+++ EXERCISE MATERIAL

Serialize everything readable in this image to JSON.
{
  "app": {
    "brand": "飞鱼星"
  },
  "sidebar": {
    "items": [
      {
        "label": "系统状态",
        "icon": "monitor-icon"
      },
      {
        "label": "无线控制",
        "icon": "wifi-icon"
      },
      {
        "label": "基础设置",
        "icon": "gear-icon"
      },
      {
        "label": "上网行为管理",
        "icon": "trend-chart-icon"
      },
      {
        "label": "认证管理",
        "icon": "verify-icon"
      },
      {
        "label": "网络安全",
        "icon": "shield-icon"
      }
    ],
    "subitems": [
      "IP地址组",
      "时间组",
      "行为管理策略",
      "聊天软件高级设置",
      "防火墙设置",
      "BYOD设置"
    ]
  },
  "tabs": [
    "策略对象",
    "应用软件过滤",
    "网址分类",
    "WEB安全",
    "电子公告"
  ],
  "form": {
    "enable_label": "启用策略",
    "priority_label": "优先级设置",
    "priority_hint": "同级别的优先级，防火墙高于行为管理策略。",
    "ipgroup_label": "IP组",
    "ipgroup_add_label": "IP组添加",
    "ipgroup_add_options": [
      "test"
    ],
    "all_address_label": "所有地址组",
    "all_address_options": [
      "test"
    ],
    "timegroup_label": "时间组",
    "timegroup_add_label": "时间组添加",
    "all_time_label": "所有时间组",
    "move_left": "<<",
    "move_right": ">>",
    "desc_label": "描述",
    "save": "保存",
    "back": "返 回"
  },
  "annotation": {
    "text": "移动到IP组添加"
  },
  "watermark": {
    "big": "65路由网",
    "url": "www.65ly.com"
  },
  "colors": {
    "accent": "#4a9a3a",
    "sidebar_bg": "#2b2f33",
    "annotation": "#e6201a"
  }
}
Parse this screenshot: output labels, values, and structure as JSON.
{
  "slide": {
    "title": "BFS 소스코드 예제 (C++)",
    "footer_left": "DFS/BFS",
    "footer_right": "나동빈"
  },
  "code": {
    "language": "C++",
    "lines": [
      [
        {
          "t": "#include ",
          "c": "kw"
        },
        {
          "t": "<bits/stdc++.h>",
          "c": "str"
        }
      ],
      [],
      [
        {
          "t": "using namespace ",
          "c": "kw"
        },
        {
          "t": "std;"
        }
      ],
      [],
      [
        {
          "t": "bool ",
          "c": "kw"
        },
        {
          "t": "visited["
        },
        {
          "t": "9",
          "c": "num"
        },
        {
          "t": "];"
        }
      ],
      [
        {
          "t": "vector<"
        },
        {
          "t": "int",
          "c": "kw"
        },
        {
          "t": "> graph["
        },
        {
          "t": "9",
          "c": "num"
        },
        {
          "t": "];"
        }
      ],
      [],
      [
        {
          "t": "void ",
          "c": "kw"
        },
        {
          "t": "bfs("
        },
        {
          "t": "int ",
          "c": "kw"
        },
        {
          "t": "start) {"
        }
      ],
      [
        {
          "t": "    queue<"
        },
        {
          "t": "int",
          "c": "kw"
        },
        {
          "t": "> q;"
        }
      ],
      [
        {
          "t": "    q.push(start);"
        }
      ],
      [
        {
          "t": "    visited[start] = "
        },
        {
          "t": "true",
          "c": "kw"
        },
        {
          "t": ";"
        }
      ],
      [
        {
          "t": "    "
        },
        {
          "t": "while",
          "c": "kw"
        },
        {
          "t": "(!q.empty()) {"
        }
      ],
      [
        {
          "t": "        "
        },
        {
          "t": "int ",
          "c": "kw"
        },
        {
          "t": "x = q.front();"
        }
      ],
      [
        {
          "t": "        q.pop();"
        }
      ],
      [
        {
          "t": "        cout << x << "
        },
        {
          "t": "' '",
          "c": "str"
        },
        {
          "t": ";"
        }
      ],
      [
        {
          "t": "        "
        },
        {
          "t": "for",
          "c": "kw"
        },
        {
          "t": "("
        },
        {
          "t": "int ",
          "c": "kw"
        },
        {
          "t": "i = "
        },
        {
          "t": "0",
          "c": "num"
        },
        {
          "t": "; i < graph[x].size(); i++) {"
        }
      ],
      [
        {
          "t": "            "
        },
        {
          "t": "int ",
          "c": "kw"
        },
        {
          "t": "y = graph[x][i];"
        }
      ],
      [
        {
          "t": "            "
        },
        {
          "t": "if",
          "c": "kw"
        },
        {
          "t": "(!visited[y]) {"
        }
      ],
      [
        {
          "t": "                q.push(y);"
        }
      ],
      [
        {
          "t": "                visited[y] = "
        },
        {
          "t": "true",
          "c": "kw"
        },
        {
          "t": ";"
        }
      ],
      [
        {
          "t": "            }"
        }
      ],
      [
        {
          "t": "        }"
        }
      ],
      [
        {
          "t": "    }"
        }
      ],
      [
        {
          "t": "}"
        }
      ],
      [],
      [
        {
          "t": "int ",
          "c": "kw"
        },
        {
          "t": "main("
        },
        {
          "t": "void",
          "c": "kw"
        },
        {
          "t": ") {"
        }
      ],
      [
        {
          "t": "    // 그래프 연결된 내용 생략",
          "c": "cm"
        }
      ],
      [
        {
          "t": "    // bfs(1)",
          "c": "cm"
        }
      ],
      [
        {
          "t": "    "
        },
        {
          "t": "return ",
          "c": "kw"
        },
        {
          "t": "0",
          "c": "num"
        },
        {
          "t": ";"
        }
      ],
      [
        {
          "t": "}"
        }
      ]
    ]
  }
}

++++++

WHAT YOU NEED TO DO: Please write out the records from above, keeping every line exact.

YOUR RESPONSE:
Serialize everything readable in this image to JSON.
{
  "app": {
    "brand": "飞鱼星"
  },
  "sidebar": {
    "items": [
      {
        "label": "系统状态",
        "icon": "monitor-icon"
      },
      {
        "label": "无线控制",
        "icon": "wifi-icon"
      },
      {
        "label": "基础设置",
        "icon": "gear-icon"
      },
      {
        "label": "上网行为管理",
        "icon": "trend-chart-icon"
      },
      {
        "label": "认证管理",
        "icon": "verify-icon"
      },
      {
        "label": "网络安全",
        "icon": "shield-icon"
      }
    ],
    "subitems": [
      "IP地址组",
      "时间组",
      "行为管理策略",
      "聊天软件高级设置",
      "防火墙设置",
      "BYOD设置"
    ]
  },
  "tabs": [
    "策略对象",
    "应用软件过滤",
    "网址分类",
    "WEB安全",
    "电子公告"
  ],
  "form": {
    "enable_label": "启用策略",
    "priority_label": "优先级设置",
    "priority_hint": "同级别的优先级，防火墙高于行为管理策略。",
    "ipgroup_label": "IP组",
    "ipgroup_add_label": "IP组添加",
    "ipgroup_add_options": [
      "test"
    ],
    "all_address_label": "所有地址组",
    "all_address_options": [
      "test"
    ],
    "timegroup_label": "时间组",
    "timegroup_add_label": "时间组添加",
    "all_time_label": "所有时间组",
    "move_left": "<<",
    "move_right": ">>",
    "desc_label": "描述",
    "save": "保存",
    "back": "返 回"
  },
  "annotation": {
    "text": "移动到IP组添加"
  },
  "watermark": {
    "big": "65路由网",
    "url": "www.65ly.com"
  },
  "colors": {
    "accent": "#4a9a3a",
    "sidebar_bg": "#2b2f33",
    "annotation": "#e6201a"
  }
}
Parse this screenshot: output labels, values, and structure as JSON.
{
  "slide": {
    "title": "BFS 소스코드 예제 (C++)",
    "footer_left": "DFS/BFS",
    "footer_right": "나동빈"
  },
  "code": {
    "language": "C++",
    "lines": [
      [
        {
          "t": "#include ",
          "c": "kw"
        },
        {
          "t": "<bits/stdc++.h>",
          "c": "str"
        }
      ],
      [],
      [
        {
          "t": "using namespace ",
          "c": "kw"
        },
        {
          "t": "std;"
        }
      ],
      [],
      [
        {
          "t": "bool ",
          "c": "kw"
        },
        {
          "t": "visited["
        },
        {
          "t": "9",
          "c": "num"
        },
        {
          "t": "];"
        }
      ],
      [
        {
          "t": "vector<"
        },
        {
          "t": "int",
          "c": "kw"
        },
        {
          "t": "> graph["
        },
        {
          "t": "9",
          "c": "num"
        },
        {
          "t": "];"
        }
      ],
      [],
      [
        {
          "t": "void ",
          "c": "kw"
        },
        {
          "t": "bfs("
        },
        {
          "t": "int ",
          "c": "kw"
        },
        {
          "t": "start) {"
        }
      ],
      [
        {
          "t": "    queue<"
        },
        {
          "t": "int",
          "c": "kw"
        },
        {
          "t": "> q;"
        }
      ],
      [
        {
          "t": "    q.push(start);"
        }
      ],
      [
        {
          "t": "    visited[start] = "
        },
        {
          "t": "true",
          "c": "kw"
        },
        {
          "t": ";"
        }
      ],
      [
        {
          "t": "    "
        },
        {
          "t": "while",
          "c": "kw"
        },
        {
          "t": "(!q.empty()) {"
        }
      ],
      [
        {
          "t": "        "
        },
        {
          "t": "int ",
          "c": "kw"
        },
        {
          "t": "x = q.front();"
        }
      ],
      [
        {
          "t": "        q.pop();"
        }
      ],
      [
        {
          "t": "        cout << x << "
        },
        {
          "t": "' '",
          "c": "str"
        },
        {
          "t": ";"
        }
      ],
      [
        {
          "t": "        "
        },
        {
          "t": "for",
          "c": "kw"
        },
        {
          "t": "("
        },
        {
          "t": "int ",
          "c": "kw"
        },
        {
          "t": "i = "
        },
        {
          "t": "0",
          "c": "num"
        },
        {
          "t": "; i < graph[x].size(); i++) {"
        }
      ],
      [
        {
          "t": "            "
        },
        {
          "t": "int ",
          "c": "kw"
        },
        {
          "t": "y = graph[x][i];"
        }
      ],
      [
        {
          "t": "            "
        },
        {
          "t": "if",
          "c": "kw"
        },
        {
          "t": "(!visited[y]) {"
        }
      ],
      [
        {
          "t": "                q.push(y);"
        }
      ],
      [
        {
          "t": "                visited[y] = "
        },
        {
          "t": "true",
          "c": "kw"
        },
        {
          "t": ";"
        }
      ],
      [
        {
          "t": "            }"
        }
      ],
      [
        {
          "t": "        }"
        }
      ],
      [
        {
          "t": "    }"
        }
      ],
      [
        {
          "t": "}"
        }
      ],
      [],
      [
        {
          "t": "int ",
          "c": "kw"
        },
        {
          "t": "main("
        },
        {
          "t": "void",
          "c": "kw"
        },
        {
          "t": ") {"
        }
      ],
      [
        {
          "t": "    // 그래프 연결된 내용 생략",
          "c": "cm"
        }
      ],
      [
        {
          "t": "    // bfs(1)",
          "c": "cm"
        }
      ],
      [
        {
          "t": "    "
        },
        {
          "t": "return ",
          "c": "kw"
        },
        {
          "t": "0",
          "c": "num"
        },
        {
          "t": ";"
        }
      ],
      [
        {
          "t": "}"
        }
      ]
    ]
  }
}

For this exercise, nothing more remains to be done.